#### [EXERCISE AIM]
Please copy each line of the records below that holds the word "JSON".

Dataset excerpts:
********

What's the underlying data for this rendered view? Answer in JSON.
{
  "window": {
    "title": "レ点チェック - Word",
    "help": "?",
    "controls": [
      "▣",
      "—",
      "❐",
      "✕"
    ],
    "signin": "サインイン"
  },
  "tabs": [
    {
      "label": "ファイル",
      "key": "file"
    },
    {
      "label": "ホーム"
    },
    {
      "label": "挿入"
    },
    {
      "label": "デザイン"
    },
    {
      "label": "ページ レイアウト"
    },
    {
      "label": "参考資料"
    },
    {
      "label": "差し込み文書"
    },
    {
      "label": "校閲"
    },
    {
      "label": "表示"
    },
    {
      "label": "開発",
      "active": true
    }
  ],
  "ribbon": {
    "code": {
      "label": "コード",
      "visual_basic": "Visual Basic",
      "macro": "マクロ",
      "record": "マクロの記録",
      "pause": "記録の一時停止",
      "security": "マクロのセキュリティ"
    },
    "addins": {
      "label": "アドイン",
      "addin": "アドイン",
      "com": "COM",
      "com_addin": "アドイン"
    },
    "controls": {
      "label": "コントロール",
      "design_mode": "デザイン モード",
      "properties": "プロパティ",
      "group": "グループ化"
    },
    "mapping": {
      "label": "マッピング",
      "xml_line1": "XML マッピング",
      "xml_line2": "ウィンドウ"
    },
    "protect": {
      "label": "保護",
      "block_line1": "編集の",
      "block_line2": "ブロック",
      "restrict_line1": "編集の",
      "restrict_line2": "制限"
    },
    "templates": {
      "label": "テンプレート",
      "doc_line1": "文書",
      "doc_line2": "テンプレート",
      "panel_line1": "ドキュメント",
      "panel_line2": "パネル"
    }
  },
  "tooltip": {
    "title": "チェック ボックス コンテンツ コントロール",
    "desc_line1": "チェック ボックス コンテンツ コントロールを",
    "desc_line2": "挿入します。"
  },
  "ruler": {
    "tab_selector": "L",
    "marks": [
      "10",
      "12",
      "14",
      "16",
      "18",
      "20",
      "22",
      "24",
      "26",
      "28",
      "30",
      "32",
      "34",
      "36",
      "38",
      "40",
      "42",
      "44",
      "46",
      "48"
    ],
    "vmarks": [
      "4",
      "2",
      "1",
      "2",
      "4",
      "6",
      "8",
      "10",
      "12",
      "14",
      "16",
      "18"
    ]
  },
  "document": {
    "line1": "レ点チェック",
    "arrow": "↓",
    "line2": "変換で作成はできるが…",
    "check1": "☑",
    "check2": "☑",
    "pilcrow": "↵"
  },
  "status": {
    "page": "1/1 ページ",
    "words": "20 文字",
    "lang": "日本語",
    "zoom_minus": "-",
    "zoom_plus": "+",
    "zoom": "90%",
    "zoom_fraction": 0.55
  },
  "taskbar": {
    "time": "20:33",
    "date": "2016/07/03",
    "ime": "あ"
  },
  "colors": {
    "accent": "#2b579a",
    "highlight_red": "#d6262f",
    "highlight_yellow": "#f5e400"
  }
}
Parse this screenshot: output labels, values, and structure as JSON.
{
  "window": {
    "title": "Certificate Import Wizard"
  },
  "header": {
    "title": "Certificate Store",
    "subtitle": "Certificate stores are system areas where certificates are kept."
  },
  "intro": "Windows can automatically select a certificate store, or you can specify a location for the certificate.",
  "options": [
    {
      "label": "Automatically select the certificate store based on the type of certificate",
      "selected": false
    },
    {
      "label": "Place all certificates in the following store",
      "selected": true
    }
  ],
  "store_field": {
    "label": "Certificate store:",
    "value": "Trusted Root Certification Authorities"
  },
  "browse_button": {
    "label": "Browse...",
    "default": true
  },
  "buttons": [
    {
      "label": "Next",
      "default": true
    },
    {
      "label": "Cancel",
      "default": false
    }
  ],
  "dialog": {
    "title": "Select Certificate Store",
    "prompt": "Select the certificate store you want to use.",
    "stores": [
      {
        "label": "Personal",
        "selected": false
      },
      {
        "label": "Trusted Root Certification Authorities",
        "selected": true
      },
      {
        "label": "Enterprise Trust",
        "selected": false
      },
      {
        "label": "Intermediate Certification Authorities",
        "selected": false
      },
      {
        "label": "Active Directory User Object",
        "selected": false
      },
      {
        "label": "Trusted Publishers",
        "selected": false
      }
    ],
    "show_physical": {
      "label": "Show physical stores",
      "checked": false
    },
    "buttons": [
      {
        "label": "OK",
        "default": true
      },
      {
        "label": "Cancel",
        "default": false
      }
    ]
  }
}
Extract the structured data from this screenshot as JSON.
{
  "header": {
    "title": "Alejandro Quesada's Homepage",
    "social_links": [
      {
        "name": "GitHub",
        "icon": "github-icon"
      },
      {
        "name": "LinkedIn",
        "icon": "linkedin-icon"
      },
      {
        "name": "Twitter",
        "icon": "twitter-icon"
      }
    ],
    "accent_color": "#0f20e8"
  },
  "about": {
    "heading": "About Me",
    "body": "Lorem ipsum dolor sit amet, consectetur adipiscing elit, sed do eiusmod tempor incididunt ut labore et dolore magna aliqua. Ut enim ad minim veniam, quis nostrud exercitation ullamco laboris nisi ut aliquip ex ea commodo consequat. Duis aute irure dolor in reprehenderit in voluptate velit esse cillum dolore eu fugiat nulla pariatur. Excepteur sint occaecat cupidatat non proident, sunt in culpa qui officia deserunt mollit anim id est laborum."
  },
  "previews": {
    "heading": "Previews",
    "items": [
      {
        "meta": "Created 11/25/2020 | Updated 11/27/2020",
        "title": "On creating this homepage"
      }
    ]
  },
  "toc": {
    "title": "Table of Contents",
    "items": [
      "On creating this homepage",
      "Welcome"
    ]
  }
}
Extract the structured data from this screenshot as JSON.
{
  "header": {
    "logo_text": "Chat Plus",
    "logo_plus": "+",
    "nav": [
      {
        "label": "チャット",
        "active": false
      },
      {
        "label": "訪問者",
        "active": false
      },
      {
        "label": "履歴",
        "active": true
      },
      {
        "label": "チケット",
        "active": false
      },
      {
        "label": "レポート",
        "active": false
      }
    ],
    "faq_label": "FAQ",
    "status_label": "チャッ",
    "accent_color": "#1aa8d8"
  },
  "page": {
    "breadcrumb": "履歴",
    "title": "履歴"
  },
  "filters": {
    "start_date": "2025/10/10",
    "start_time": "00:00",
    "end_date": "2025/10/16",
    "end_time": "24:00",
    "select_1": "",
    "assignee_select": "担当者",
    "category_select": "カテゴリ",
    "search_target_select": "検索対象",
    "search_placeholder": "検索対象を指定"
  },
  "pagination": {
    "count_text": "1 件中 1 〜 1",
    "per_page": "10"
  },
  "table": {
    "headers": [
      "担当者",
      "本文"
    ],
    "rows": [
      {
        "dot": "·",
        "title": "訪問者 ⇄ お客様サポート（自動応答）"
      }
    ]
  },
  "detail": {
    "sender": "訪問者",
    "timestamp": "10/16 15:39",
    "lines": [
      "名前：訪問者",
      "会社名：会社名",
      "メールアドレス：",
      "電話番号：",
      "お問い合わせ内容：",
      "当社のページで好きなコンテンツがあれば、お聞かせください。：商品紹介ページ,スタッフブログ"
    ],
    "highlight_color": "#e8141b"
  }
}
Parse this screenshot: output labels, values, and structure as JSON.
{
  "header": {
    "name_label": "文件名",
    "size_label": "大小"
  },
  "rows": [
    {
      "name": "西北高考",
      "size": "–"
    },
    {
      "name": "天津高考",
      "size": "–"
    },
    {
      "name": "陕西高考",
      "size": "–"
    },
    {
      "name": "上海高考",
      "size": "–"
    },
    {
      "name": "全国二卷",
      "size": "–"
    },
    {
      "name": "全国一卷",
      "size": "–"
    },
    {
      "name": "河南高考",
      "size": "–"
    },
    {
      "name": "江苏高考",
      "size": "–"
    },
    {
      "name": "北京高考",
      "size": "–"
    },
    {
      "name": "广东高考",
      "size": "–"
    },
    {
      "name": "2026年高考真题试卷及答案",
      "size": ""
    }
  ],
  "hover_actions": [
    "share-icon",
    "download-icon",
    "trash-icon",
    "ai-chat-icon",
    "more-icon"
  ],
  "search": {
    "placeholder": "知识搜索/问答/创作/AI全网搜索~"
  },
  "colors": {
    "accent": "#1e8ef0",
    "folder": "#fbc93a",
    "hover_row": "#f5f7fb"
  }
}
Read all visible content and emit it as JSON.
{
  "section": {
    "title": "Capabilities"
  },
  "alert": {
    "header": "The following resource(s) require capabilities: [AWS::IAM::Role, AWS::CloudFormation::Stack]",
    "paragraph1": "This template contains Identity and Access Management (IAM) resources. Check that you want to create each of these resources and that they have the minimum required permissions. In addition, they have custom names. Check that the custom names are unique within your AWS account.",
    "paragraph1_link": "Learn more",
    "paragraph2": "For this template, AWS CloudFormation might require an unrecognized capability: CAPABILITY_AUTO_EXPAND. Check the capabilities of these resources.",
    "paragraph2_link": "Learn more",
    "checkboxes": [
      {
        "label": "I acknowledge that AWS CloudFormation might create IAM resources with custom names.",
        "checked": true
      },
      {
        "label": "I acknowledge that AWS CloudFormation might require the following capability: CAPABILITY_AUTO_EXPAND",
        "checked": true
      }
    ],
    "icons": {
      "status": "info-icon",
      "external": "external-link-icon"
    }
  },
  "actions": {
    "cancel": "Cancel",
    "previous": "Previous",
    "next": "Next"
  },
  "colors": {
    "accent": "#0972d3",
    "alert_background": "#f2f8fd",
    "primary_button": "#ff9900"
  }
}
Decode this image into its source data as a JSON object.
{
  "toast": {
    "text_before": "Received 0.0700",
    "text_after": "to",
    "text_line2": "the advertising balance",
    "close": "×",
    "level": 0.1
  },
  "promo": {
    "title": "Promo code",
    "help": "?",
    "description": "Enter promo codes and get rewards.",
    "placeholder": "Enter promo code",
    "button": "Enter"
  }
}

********

#### [SOLUTION]
What's the underlying data for this rendered view? Answer in JSON.
Parse this screenshot: output labels, values, and structure as JSON.
Extract the structured data from this screenshot as JSON.
Extract the structured data from this screenshot as JSON.
Parse this screenshot: output labels, values, and structure as JSON.
Read all visible content and emit it as JSON.
Decode this image into its source data as a JSON object.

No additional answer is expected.